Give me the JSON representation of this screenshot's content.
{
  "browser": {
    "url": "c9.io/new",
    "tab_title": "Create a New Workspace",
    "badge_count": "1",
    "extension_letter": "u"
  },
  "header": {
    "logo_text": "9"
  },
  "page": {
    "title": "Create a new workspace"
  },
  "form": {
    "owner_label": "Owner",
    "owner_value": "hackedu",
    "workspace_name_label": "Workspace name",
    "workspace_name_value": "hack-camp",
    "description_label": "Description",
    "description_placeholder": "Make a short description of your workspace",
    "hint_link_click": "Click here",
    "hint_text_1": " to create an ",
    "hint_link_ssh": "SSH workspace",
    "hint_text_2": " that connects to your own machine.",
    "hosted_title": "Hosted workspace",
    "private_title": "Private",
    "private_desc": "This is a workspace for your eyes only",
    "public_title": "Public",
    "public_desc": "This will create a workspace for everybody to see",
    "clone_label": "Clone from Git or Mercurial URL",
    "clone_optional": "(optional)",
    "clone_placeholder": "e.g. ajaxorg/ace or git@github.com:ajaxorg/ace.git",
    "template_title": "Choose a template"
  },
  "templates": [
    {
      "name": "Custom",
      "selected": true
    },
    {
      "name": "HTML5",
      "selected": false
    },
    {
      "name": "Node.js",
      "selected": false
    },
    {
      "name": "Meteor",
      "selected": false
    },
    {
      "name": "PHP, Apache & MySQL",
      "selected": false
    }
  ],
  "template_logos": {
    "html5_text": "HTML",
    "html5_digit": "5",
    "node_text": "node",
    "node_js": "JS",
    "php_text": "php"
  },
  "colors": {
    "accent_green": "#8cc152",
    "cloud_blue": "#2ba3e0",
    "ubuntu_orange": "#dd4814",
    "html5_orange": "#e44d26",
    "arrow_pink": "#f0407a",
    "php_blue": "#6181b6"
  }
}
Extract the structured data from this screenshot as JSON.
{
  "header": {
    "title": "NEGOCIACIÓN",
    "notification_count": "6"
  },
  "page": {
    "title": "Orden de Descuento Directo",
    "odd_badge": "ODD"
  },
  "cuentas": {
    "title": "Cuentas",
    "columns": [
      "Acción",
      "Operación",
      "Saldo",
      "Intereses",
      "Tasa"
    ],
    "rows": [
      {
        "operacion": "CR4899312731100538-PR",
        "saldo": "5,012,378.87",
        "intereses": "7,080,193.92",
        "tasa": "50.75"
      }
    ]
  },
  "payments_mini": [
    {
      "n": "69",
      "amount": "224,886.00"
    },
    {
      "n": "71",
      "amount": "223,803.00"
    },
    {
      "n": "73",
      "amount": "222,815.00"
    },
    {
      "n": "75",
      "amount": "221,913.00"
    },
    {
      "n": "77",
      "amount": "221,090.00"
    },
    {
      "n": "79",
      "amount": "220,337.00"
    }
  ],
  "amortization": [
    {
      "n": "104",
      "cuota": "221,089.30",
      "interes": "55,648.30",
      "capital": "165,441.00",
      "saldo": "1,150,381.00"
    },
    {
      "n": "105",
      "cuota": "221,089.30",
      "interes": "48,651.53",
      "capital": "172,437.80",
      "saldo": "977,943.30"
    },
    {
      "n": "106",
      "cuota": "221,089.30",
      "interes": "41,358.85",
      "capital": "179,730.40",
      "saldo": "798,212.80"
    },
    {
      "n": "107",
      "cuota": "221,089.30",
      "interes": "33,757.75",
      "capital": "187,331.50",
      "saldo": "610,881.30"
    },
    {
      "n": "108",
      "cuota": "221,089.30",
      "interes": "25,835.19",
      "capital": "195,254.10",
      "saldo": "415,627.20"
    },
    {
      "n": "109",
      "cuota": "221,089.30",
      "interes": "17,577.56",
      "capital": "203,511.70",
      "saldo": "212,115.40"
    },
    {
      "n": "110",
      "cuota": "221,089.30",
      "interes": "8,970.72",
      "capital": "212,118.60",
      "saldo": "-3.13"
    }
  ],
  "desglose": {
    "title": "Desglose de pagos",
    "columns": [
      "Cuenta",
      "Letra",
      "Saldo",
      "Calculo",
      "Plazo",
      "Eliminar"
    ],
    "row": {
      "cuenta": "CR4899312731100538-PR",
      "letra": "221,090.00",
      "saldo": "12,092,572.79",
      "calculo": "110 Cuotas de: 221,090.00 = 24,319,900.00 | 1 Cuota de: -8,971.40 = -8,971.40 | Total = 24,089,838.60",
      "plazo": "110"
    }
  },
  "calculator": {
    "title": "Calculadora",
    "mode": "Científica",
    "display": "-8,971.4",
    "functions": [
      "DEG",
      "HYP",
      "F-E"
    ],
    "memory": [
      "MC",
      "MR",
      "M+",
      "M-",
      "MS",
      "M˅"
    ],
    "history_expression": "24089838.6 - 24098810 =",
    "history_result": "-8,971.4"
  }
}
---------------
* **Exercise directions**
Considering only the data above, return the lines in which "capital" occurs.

* **Written response**
      "capital": "165,441.00",
      "capital": "172,437.80",
      "capital": "179,730.40",
      "capital": "187,331.50",
      "capital": "195,254.10",
      "capital": "203,511.70",
      "capital": "212,118.60",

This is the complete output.